[Dataset excerpts]

----

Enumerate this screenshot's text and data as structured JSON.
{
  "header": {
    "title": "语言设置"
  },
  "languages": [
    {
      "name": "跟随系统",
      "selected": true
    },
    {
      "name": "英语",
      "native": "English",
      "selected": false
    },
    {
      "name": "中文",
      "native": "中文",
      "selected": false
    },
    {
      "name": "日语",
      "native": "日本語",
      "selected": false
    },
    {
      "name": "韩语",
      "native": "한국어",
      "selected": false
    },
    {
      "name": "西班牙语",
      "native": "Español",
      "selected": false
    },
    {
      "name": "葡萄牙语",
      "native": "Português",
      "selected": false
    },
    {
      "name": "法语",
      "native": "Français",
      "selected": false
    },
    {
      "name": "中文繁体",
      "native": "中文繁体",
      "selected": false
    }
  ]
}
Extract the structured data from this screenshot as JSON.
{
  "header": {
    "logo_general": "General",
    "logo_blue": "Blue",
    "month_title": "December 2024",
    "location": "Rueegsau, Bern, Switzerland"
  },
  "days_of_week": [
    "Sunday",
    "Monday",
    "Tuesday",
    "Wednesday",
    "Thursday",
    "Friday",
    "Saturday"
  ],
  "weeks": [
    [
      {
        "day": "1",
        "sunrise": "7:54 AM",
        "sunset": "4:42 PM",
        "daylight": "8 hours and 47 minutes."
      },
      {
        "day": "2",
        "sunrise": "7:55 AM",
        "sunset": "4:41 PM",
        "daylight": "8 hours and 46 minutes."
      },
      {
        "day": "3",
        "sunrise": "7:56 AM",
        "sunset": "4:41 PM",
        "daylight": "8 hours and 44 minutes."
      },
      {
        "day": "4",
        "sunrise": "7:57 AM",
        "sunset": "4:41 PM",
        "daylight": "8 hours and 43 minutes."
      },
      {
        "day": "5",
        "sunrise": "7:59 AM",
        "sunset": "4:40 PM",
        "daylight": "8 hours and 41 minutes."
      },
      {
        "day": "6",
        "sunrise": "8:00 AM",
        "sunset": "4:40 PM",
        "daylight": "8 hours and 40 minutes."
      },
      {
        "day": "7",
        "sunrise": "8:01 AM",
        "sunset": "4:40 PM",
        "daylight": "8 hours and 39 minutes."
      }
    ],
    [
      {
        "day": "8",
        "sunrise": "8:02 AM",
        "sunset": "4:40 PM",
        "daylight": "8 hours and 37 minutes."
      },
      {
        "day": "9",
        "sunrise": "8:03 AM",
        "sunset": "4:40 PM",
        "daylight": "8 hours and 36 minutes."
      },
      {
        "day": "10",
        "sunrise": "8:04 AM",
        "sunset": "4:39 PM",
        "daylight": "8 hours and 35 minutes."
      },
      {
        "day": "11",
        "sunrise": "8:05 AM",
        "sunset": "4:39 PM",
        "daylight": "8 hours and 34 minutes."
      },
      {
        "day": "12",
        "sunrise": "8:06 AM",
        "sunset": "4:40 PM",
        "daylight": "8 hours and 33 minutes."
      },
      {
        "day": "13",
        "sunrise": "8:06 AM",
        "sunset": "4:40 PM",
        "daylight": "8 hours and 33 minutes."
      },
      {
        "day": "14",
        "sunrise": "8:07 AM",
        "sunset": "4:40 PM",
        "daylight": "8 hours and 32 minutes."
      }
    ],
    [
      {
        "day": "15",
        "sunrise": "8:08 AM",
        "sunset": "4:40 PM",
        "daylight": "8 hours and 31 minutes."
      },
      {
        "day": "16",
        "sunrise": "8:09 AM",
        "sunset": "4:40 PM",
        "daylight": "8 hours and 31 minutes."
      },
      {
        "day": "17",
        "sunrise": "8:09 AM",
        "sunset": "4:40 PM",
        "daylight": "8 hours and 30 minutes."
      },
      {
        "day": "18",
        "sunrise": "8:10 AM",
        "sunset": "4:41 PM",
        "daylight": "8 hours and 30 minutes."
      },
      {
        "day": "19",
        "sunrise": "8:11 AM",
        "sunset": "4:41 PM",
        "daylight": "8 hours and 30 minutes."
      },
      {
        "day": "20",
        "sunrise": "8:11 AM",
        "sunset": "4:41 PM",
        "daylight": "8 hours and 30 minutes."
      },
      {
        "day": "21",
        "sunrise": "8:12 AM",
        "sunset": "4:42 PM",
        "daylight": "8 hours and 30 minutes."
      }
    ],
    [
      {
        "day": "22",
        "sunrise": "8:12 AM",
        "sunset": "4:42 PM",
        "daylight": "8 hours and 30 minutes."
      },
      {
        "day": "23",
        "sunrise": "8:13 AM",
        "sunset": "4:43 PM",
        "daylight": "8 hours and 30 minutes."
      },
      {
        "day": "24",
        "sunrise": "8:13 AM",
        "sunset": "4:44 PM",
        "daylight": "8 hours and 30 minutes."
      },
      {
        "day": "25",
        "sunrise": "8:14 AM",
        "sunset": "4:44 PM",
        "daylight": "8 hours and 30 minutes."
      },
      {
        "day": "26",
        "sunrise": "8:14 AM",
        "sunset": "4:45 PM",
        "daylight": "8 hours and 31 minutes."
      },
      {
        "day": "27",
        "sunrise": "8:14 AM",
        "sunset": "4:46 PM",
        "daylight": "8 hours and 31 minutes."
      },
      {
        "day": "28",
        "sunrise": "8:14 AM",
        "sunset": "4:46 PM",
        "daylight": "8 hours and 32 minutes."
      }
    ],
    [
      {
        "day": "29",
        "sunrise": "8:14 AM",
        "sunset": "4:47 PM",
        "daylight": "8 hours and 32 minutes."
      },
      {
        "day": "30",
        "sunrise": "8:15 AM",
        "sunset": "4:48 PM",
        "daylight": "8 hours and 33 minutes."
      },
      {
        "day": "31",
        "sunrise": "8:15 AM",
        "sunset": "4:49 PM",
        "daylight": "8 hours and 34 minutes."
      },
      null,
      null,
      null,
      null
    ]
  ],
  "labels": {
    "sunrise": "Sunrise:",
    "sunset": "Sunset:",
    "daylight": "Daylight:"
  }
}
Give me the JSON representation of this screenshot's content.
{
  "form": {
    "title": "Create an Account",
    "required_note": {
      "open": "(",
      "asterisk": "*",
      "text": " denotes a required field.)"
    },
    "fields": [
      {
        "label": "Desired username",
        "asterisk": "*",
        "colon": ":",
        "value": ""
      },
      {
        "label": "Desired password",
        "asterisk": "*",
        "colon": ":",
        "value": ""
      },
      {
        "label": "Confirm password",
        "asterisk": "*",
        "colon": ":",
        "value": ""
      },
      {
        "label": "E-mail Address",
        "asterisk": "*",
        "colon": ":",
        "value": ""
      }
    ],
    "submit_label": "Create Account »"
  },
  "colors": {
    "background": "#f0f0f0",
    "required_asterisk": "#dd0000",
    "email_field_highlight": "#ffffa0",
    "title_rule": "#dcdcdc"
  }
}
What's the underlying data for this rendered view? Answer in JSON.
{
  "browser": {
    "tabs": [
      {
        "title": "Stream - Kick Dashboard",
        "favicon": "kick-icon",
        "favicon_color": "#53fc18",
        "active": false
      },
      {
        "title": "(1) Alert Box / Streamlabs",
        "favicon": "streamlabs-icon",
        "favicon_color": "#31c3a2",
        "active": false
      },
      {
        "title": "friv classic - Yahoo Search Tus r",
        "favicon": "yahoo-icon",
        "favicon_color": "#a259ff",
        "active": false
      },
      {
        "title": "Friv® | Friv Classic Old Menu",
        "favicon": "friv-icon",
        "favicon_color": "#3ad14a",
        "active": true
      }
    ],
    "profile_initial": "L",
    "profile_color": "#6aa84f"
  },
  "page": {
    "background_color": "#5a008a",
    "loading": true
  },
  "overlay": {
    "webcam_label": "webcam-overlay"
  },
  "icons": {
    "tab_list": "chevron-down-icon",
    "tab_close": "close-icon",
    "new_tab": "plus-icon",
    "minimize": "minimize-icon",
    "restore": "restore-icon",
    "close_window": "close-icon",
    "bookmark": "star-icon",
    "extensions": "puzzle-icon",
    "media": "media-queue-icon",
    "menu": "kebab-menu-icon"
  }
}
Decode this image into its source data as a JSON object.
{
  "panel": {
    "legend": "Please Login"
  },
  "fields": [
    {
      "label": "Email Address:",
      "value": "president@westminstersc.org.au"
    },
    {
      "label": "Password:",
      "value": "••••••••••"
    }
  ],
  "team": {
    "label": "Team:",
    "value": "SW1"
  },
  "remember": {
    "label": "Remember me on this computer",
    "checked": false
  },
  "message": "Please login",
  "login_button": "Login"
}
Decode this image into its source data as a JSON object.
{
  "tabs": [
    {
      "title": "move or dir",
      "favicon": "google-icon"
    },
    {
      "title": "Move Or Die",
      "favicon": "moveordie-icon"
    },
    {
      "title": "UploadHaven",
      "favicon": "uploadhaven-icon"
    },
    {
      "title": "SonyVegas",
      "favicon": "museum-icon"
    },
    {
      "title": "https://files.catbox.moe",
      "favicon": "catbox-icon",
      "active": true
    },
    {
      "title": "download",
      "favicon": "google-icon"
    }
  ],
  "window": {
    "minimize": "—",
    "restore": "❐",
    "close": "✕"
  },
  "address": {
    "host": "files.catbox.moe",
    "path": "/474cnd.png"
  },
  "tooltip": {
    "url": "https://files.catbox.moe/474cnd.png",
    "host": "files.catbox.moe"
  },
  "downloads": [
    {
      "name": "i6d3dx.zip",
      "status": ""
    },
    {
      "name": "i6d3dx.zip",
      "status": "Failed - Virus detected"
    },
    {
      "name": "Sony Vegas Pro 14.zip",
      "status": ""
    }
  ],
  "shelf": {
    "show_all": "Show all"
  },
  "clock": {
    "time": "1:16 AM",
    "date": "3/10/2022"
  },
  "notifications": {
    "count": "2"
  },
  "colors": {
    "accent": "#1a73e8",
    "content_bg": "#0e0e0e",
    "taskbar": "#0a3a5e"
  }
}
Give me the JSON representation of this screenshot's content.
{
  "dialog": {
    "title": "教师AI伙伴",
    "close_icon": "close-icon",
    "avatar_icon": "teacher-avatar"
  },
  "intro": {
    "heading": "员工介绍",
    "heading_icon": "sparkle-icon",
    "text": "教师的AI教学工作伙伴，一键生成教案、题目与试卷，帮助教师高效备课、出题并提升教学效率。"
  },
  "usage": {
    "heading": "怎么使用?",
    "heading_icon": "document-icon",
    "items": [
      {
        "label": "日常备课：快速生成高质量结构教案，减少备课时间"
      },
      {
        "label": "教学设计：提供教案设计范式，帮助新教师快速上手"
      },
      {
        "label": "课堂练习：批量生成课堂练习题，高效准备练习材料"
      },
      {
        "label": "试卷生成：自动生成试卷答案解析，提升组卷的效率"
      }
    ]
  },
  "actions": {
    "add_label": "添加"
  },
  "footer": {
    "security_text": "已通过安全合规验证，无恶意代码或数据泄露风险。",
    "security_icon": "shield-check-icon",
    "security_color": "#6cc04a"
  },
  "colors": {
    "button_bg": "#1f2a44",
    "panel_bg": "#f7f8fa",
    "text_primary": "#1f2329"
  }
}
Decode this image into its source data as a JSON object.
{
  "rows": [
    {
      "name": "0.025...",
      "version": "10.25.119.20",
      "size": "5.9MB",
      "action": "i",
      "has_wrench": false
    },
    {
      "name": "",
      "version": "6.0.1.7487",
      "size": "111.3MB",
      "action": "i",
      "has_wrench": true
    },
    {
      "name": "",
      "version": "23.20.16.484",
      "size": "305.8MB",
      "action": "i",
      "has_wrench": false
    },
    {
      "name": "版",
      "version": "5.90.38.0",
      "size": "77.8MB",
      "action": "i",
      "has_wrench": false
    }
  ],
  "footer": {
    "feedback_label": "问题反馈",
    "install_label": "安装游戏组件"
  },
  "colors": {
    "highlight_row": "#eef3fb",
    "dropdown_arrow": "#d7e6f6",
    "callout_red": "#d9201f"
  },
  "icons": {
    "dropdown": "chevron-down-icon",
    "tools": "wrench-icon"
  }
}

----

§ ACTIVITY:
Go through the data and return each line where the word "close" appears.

§ RESPONSE BOX:
    "tab_close": "close-icon",
    "close_window": "close-icon",
    "close": "✕"
    "close_icon": "close-icon",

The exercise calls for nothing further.